McNally now calls Guelph, Ont. home, but he still fondly remembers climbing up to the top of the town hall with his step brother one Halloween night, to replace the Maple Leaf flag with the old Soviet hammer and sickle, which, during the Cold War, did not go over well.
(Now, this is a comedian telling the story, so, we take it with a grain of salt.)
McNally went to school at Carleton Place High School and said he was glad to be back performing, a far cry from his days in drama at CPHS. Later, McNally met up with Currie and Currie wrote his first five-minute stand-up routine. Both men then entered a comedy competition and McNally won – with Currie’s piece. Currie came in second. The duo also started up the Cracking Up the Capital comedy festival together, and they intend to honour comedy legend Mike Macdonald soon.
Back stage, the “green room,” was a mixed contrast of studious seriousness, and comedians trying to make other comedians laugh, with the aid of various accents, from Irish to Jewish to Newfoundlander.
“This Princess Diana stuff is still good, right?” one asks about his very timely material. “Yeah, use it after Mulroney,” replies another, before riffing on Canada’s ice skating sweetheart from the 1988 Calgary Winter Olympics, Elizabeth Manley who, in this off-colour routine, comes across as more ice queen than skating girl-next-door.

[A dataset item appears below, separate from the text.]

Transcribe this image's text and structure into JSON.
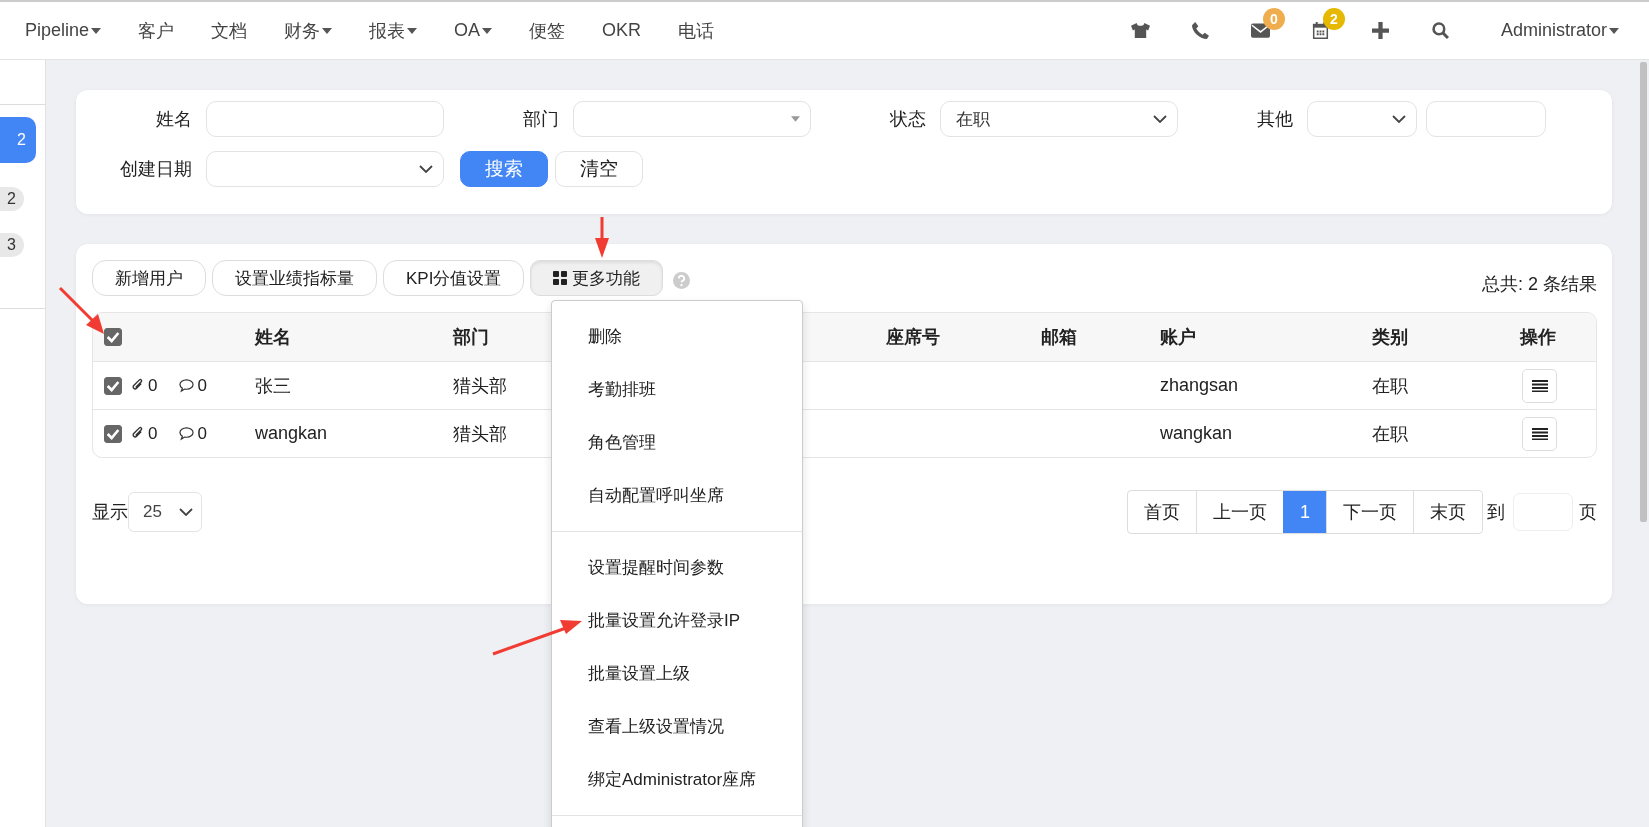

As the men paced the boards on stage, behind the red curtain, psyching themselves up for their routines, getting into the right head space, as Tracey Lamb, the president of the Carleton Place and District Chamber of Commerce, the evening’s co-sponsor, is the first up to the microphone.
“The chamber has been happy to partner with different groups to bring awareness to important social issues,” said Lamb.
While the issue of domestic abuse is no laughing matter, Interval House’s executive director, Erin Lee-Todd, reminded the audience that laughter is a great tool for anyone dealing with adversity.
“Laughter is a great way to heal,” said Lee-Todd. “It is a great way to honour women. (Please) laugh until it hurts you in your belly because you don’t know how lucky you are to be able to laugh in safety.”